Put your clothes on put your clothes back on we’ll go home it’s too cold today I’m sorry Leo
the father picks up his sons clothes and starts to dress him
I’m sorry

Keene writes the plays with almost no punctuation and with no character names. This makes it a much more challenging read and some of the dialogue scenes are quite hard to grasp until you work out which character is speaking. But the sparse beauty of the language and the emotional connection with characters and situations makes this extraordinarily beautiful reading.

In the second play in the collection, A Glass of Twilight, a travelling salesman and another man meet and hook up in a bar. The salesman wants love and companionship but compromises by paying for sex.

– I know about plays I’m not stupid everyone knows what the end is going to be when it happens they go home everyone goes home even the actors I knew an actor once at least he said he was an actor he was the loneliest man I ever knew
pause
-Until now
pause
– Until now

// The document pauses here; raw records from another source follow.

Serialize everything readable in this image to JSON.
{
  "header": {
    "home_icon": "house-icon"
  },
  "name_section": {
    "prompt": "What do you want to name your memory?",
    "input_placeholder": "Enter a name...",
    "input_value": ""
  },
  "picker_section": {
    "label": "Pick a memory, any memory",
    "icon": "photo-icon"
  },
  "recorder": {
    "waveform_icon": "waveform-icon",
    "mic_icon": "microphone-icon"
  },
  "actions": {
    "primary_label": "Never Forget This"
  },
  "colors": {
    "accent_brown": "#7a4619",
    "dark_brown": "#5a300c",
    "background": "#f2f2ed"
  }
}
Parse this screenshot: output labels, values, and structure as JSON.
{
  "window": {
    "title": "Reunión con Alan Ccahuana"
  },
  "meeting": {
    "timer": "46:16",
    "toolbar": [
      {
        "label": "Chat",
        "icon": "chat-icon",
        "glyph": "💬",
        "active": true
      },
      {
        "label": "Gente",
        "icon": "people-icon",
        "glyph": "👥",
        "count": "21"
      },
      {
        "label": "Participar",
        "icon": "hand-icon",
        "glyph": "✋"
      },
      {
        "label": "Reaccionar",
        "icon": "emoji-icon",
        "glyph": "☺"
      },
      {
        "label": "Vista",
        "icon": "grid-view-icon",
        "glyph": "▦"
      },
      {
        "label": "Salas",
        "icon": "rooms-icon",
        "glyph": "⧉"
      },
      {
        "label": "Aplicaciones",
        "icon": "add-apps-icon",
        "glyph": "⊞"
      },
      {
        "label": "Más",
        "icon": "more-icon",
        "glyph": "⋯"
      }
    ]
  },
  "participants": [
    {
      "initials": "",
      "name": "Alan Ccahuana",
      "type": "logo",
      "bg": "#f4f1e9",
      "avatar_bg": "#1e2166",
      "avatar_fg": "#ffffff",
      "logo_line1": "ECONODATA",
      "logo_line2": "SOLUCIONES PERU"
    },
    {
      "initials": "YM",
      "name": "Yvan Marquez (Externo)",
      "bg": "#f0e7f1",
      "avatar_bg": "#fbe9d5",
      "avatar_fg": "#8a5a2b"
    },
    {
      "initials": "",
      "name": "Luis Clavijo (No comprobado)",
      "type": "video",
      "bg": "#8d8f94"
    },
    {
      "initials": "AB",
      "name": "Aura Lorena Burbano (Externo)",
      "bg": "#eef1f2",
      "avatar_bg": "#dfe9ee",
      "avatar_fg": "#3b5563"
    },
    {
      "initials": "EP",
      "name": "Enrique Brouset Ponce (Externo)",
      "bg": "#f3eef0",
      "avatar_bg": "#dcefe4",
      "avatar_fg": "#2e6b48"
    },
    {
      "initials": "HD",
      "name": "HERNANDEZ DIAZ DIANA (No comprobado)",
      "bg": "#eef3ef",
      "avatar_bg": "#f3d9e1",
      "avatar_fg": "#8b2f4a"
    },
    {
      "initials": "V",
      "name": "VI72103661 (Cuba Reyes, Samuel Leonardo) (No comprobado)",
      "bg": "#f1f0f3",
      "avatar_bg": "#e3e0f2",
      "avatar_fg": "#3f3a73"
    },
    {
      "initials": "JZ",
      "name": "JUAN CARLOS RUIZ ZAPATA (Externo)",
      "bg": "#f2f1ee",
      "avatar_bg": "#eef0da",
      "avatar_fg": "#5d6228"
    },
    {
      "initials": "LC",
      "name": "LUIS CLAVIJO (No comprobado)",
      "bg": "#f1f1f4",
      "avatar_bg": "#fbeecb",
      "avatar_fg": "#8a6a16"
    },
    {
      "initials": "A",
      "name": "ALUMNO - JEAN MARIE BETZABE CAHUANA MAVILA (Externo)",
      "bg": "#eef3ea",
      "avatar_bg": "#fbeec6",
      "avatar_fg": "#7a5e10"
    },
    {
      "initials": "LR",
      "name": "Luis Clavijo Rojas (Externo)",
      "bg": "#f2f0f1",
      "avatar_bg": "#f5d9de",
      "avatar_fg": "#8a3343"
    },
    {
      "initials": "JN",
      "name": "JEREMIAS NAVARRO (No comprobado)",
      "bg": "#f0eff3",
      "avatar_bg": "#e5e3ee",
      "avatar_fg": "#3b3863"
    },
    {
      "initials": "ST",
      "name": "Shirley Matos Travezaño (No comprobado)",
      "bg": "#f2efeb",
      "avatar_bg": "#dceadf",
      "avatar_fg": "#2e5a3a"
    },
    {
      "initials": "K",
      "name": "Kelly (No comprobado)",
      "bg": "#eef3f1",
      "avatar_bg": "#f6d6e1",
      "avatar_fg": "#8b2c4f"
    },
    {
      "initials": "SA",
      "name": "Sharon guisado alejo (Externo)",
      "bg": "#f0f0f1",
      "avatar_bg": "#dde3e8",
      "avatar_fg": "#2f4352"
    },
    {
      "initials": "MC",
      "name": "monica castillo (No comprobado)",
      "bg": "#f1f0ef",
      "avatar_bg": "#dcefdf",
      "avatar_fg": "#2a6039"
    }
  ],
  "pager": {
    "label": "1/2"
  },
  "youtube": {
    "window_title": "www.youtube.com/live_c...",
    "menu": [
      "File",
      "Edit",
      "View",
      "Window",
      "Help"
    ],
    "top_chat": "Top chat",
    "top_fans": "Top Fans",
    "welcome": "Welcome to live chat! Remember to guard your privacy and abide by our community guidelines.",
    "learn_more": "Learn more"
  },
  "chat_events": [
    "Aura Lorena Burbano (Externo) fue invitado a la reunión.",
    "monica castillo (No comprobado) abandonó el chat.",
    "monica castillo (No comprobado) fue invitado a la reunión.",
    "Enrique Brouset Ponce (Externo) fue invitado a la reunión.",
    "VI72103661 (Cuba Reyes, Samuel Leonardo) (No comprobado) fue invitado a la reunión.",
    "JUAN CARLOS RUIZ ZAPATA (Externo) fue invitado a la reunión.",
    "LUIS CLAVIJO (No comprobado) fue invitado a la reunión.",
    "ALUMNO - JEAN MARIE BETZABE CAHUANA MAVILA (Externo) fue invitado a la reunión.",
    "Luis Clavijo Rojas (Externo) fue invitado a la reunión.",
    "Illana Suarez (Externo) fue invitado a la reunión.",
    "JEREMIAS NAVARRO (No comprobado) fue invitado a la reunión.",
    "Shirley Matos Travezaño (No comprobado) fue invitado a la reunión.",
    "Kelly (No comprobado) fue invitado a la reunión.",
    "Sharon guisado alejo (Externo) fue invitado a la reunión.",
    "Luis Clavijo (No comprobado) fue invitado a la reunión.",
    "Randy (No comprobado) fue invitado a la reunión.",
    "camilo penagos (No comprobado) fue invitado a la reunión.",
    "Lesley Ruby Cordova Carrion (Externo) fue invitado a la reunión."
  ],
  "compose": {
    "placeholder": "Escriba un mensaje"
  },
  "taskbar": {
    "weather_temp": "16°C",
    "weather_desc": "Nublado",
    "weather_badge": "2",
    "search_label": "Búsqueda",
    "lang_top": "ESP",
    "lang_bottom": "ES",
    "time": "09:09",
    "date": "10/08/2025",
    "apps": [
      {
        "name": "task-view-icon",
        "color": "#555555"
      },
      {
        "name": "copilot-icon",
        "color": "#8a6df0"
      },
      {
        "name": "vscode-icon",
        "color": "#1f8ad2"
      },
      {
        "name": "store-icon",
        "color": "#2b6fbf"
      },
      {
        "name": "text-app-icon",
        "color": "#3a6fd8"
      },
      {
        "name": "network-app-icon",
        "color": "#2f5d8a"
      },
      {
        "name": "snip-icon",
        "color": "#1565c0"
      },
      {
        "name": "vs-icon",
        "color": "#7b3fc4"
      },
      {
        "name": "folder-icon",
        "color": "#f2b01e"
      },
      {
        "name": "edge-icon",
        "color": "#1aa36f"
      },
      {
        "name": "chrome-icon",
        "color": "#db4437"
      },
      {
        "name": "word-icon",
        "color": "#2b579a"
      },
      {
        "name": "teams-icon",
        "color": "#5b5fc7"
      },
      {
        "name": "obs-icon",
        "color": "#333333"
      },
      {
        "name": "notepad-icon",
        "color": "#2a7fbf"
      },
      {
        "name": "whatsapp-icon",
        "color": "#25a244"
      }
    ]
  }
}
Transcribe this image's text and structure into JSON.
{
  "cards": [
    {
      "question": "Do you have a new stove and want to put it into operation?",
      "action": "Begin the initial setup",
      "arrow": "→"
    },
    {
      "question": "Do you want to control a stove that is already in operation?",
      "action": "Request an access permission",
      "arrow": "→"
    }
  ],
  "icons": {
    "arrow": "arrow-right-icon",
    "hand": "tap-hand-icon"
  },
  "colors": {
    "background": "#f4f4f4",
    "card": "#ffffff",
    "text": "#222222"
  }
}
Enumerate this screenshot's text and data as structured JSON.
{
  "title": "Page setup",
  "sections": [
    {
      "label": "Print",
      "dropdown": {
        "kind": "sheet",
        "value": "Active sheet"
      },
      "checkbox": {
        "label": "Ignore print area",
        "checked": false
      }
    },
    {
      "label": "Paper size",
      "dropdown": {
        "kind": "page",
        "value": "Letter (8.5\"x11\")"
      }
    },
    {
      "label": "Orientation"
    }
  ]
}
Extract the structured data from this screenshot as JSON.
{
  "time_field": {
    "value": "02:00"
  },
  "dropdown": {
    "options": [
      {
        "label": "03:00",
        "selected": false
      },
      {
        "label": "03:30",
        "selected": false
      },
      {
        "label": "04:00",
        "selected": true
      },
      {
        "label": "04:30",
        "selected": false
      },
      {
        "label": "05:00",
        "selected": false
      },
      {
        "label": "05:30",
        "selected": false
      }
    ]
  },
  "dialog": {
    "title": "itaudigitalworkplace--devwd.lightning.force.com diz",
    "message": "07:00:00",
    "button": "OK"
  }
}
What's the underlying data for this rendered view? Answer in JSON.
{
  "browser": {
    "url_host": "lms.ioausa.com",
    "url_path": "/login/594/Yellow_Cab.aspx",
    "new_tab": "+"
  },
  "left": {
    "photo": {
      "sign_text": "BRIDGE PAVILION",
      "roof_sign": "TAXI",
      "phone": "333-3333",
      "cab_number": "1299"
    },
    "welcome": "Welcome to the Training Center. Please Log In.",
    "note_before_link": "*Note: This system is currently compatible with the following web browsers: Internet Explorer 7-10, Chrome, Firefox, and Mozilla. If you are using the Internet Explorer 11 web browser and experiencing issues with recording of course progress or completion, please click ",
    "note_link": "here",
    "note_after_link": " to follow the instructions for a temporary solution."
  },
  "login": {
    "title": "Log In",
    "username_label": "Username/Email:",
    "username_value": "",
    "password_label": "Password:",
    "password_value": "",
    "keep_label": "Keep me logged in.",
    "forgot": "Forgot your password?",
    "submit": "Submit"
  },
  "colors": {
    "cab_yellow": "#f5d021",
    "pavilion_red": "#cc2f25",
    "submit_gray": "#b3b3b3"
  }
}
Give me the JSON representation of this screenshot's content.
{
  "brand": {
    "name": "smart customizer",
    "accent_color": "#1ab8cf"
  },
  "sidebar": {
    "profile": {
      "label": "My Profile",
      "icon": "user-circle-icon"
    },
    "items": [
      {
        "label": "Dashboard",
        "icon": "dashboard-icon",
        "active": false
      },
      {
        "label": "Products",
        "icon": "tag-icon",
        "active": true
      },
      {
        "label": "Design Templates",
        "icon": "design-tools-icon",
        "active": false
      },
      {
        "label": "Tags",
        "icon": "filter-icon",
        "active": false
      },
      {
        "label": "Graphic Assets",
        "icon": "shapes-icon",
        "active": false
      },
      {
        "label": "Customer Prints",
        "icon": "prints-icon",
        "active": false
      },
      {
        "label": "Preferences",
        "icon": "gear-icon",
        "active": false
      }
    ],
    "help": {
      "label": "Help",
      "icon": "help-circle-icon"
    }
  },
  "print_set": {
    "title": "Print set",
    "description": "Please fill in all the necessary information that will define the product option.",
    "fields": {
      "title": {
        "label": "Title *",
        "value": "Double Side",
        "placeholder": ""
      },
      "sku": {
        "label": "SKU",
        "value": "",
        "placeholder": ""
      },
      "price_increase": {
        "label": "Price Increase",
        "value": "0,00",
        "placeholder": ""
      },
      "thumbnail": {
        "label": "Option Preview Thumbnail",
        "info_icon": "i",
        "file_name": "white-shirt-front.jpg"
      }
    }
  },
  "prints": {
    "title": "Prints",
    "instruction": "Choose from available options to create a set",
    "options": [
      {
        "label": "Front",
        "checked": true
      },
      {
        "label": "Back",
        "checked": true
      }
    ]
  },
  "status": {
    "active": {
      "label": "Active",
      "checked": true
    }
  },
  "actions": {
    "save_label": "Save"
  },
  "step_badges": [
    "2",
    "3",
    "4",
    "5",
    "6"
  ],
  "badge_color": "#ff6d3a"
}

The next play, Neither Lost Nor Found, is about a mother reunited with her daughter who has been fostered out for nine years. There’s the push-pull of connection, regret, guilt and longing and, off stage and almost out of our thoughts, are the foster parents, who’ve been left bereft without the child they’ve loved for all this time. The love and hope we see blossoming on stage comes at a cost for someone else, someone we never see but who haunts the play.

Today I only had time to read the first three plays in this collection. I hope to read the next five tomorrow.

Publisher: Black Pepper

Cast: Play 1: 2M; Play 2: 2M; Play 3: 2F